Premises where face coverings are required should take reasonable steps to promote compliance with the law. If individuals refuse to comply it may result as a police matter and a fine. Those working within the retail sector are now required to wear facemasks.

It is mandatory to wear a face covering in public indoor settings, including taxis, public transport, shops and supermarkets - unless you are exempt for health, age or equality reasons.

In August 2020, the list of places where it is mandatory to wear a face covering was extended considerably, to include cinemas, concert halls, community centres, and places of worship.  For the full list visit the government website.

Anyone using a taxi, including the driver and passengers, are required to wear facemasks within vehicles.

Customers in hospitality venues must wear face coverings, except when seated at a table to eat or drink. Staff in hospitality and retail will now also be required to wear face coverings.
Your face covering must cover your nose and mouth at all times.

Face coverings are not a replacement for social distancing, which remains an important action.

Children under the age of 11 do not have to wear face coverings.
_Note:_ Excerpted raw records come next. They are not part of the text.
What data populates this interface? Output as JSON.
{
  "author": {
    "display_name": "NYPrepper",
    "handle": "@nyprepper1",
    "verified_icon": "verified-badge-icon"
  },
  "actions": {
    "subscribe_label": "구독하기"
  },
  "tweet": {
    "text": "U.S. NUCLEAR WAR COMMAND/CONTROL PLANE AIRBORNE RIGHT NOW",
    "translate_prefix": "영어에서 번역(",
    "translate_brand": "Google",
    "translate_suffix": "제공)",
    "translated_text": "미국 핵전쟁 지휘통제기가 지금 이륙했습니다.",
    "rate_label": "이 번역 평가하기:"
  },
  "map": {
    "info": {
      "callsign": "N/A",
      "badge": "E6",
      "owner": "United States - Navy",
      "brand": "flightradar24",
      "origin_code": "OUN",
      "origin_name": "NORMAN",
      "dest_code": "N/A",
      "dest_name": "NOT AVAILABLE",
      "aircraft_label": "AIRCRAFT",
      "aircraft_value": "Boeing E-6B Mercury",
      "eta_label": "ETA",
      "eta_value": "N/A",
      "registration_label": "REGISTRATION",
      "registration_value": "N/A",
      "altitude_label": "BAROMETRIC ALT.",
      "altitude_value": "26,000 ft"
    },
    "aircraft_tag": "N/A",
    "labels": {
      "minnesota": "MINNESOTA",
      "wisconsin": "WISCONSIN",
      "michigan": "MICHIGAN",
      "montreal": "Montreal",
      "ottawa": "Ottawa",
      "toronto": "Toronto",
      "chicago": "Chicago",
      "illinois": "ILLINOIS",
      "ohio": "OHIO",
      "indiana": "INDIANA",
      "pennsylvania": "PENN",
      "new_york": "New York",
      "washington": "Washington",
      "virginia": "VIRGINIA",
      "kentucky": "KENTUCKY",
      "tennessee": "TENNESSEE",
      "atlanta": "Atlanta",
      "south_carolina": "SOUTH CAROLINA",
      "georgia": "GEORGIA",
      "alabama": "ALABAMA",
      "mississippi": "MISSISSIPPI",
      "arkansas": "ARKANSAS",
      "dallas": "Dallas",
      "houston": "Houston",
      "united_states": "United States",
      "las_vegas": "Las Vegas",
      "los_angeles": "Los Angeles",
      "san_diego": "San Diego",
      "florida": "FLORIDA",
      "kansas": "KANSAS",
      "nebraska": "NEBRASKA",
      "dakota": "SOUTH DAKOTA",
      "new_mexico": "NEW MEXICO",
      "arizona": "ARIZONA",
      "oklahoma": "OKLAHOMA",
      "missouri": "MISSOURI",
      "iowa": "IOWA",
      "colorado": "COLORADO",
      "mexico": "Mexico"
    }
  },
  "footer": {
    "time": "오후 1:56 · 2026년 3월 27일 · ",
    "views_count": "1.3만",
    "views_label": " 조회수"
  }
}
Children under the age of 3 must not wear face coverings as there is a risk of suffocation.

More information and guidance on face coverings is available to read on the GOV.UK website.

Local restrictions in the West Midlands. Some of our neighbouring areas have restrictions, find out what you can and cannot do if you live, work or travel in the West Midlands.

NSPCC helpline

Domestic abuse and sexual violence information

Mental Health Foundation looking after your mental health during the Coronavirus outbreak.

Diabetes UK has provided an updated information page for people living with diabetes.

Asthma UK has released a blog post with advice for people with asthma.

The British Heart Foundation has published guidance for people with health problems.

The National Eczema Society has offered advice on hand washing techniques for people with eczema and other skin conditions.

SignHealth has created British Sign Language (BSL) videos to help deaf BSL users either working in charities or receiving support.

Carers UK has produced recommendations for carers.

The Cystic Fibrosis Trust and Primary Immunodeficiency UK have issued advice and support.

Cancer Research UK - Coronavirus and cancer